■ Exercise brief
What you output must match the entries exactly, apart from the pictures, which are left out.

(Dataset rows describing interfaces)

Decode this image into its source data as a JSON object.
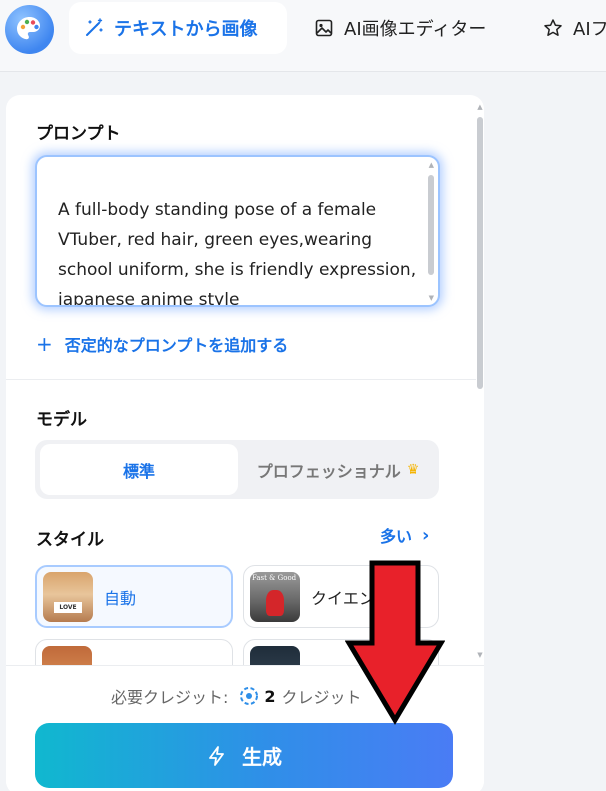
{
  "nav": {
    "tabs": [
      {
        "label": "テキストから画像",
        "icon": "magic-wand-icon",
        "active": true
      },
      {
        "label": "AI画像エディター",
        "icon": "image-icon",
        "active": false
      },
      {
        "label": "AIフ",
        "icon": "star-icon",
        "active": false
      }
    ]
  },
  "prompt": {
    "label": "プロンプト",
    "value": "A full-body standing pose of a female VTuber, red hair, green eyes,wearing school uniform, she is friendly expression, japanese anime style",
    "negative_link": "否定的なプロンプトを追加する"
  },
  "model": {
    "label": "モデル",
    "options": [
      "標準",
      "プロフェッショナル"
    ],
    "selected": "標準"
  },
  "style": {
    "label": "スタイル",
    "more_label": "多い",
    "cards": [
      {
        "label": "自動",
        "selected": true,
        "thumb_text": "LOVE"
      },
      {
        "label": "クイエン…",
        "selected": false,
        "thumb_text": "Fast & Good"
      },
      {
        "label": "",
        "selected": false
      },
      {
        "label": "",
        "selected": false
      }
    ]
  },
  "footer": {
    "credits_label": "必要クレジット:",
    "credits_value": "2",
    "credits_unit": "クレジット",
    "generate_label": "生成"
  },
  "colors": {
    "accent": "#1a73e8",
    "button_gradient_start": "#10b8cf",
    "button_gradient_end": "#4a7cf5",
    "annotation_arrow": "#e8212a"
  }
}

■ Problem solution
Decode this image into its source data as a JSON object.
{
  "nav": {
    "tabs": [
      {
        "label": "テキストから画像",
        "icon": "magic-wand-icon",
        "active": true
      },
      {
        "label": "AI画像エディター",
        "icon": "image-icon",
        "active": false
      },
      {
        "label": "AIフ",
        "icon": "star-icon",
        "active": false
      }
    ]
  },
  "prompt": {
    "label": "プロンプト",
    "value": "A full-body standing pose of a female VTuber, red hair, green eyes,wearing school uniform, she is friendly expression, japanese anime style",
    "negative_link": "否定的なプロンプトを追加する"
  },
  "model": {
    "label": "モデル",
    "options": [
      "標準",
      "プロフェッショナル"
    ],
    "selected": "標準"
  },
  "style": {
    "label": "スタイル",
    "more_label": "多い",
    "cards": [
      {
        "label": "自動",
        "selected": true,
        "thumb_text": "LOVE"
      },
      {
        "label": "クイエン…",
        "selected": false,
        "thumb_text": "Fast & Good"
      },
      {
        "label": "",
        "selected": false
      },
      {
        "label": "",
        "selected": false
      }
    ]
  },
  "footer": {
    "credits_label": "必要クレジット:",
    "credits_value": "2",
    "credits_unit": "クレジット",
    "generate_label": "生成"
  },
  "colors": {
    "accent": "#1a73e8",
    "button_gradient_start": "#10b8cf",
    "button_gradient_end": "#4a7cf5",
    "annotation_arrow": "#e8212a"
  }
}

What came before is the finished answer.